A People at War: Civilians and Soldiers in America's Civil War, 1854-1877

by Scott Nelson and Carol Sheriff

From the publisher:
A People at War refutes the popular belief that during the American Civil War the citizenry bent to the will of the nation's great military and political leaders. Capturing how the war rocked the lives of all segments of society, it argues that conflicts off the battlefield splintered society in the North and South, creating widespread chaos, guerrilla warfare, urban riots, and unprecedented public outcry which drove the actions of the leaders who now define the era: Abraham Lincoln, Jefferson Davis, Ulysses S. Grant, and Robert E. Lee.

The book also brings to life the full humanity of the war's participants--from women behind their plows to their husbands in army camps; from refugees from slavery to their former masters; from Mayflower descendants to freshly recruited Irish sailors. It describes how people confronted their own feelings about the war itself, and how they coped with emotional challenges (uncertainty, exhaustion, fear, guilt, betrayal, grief) as well as physical ones (displacement, poverty, illness, disfigurement). In addition, the authors examine how the West--and the dreams the Easterners attached to it--played a crucial role in a supposedly North-South conflict. A People at War stresses the war years, but also casts an eye at the tumultuous decades that preceded and followed. It is an ideal resource for American History courses focusing on the Civil War and Reconstruction.

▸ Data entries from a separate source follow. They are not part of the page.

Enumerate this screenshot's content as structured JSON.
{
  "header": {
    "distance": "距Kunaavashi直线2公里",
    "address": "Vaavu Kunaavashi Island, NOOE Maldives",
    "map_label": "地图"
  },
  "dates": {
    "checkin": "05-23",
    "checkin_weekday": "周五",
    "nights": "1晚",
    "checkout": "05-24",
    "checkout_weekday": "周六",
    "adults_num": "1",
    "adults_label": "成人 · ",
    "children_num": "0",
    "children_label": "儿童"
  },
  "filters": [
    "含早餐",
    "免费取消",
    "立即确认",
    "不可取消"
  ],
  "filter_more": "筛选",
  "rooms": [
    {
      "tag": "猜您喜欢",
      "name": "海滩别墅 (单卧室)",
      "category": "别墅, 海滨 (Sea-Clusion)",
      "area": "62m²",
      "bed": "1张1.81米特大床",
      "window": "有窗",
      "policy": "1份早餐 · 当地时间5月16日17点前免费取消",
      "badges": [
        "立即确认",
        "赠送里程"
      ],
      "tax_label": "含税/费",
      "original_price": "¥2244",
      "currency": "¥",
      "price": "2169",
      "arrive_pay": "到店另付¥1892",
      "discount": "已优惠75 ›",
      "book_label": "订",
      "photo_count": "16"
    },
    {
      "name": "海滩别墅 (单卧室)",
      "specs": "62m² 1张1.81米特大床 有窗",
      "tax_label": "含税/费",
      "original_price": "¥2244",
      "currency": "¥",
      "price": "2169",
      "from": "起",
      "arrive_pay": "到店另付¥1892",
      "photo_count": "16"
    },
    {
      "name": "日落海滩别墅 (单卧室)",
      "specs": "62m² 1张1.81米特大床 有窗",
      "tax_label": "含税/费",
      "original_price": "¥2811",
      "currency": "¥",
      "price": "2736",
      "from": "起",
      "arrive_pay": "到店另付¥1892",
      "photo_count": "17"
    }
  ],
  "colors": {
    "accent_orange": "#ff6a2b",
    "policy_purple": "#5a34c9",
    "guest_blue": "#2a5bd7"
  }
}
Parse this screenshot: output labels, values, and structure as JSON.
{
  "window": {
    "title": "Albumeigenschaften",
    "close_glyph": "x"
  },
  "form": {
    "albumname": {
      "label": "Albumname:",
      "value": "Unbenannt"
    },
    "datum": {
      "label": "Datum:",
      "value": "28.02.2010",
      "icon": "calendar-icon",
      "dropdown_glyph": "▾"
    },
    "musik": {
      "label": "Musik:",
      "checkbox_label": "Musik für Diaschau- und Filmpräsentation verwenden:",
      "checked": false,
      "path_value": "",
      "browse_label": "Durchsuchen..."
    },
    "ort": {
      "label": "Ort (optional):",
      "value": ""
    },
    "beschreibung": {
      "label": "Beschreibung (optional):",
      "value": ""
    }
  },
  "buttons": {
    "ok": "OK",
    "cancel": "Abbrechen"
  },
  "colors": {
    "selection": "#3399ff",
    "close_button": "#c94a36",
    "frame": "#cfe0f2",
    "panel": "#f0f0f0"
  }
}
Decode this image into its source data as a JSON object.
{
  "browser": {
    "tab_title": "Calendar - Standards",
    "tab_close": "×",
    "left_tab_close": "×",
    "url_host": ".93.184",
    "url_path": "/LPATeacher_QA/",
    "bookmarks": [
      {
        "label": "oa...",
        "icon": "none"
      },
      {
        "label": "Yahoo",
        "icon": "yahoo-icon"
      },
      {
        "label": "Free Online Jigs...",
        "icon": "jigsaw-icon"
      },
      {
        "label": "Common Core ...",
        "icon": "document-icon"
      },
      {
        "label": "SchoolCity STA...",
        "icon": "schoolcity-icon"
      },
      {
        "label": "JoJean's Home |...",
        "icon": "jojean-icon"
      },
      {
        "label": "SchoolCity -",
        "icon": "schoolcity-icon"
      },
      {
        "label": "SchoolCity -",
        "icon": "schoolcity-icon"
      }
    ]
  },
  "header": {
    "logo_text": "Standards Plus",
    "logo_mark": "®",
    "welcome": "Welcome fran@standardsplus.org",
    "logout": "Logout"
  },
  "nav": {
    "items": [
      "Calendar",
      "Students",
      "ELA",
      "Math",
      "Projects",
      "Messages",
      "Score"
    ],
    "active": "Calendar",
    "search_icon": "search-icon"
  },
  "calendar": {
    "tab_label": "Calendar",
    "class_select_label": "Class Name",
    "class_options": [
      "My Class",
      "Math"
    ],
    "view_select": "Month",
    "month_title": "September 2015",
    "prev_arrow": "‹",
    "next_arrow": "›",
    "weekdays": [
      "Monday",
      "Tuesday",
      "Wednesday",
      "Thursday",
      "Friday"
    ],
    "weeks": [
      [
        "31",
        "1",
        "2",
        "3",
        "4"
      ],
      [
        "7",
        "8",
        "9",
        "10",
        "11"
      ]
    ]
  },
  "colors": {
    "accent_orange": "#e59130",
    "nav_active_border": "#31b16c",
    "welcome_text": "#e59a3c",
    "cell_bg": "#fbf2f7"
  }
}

"Bold, synthetic, and creative, A People at War presents the history of the Civil War in a way that is at once sweeping in scope and visceral in register. To the chronicle of failed compromises and hallowed battles, Nelson and Sheriff add a framing sense of the social and economic spaces of the nineteenth-century, a revisionary emphasis on the global and imperial dimensions of the Civil War era, and a pointillist attention to the hopes and terrors of the ordinary people black, white, and Indian, women and men who lived and died on wars leading edge." --Walter Johnson, Harvard University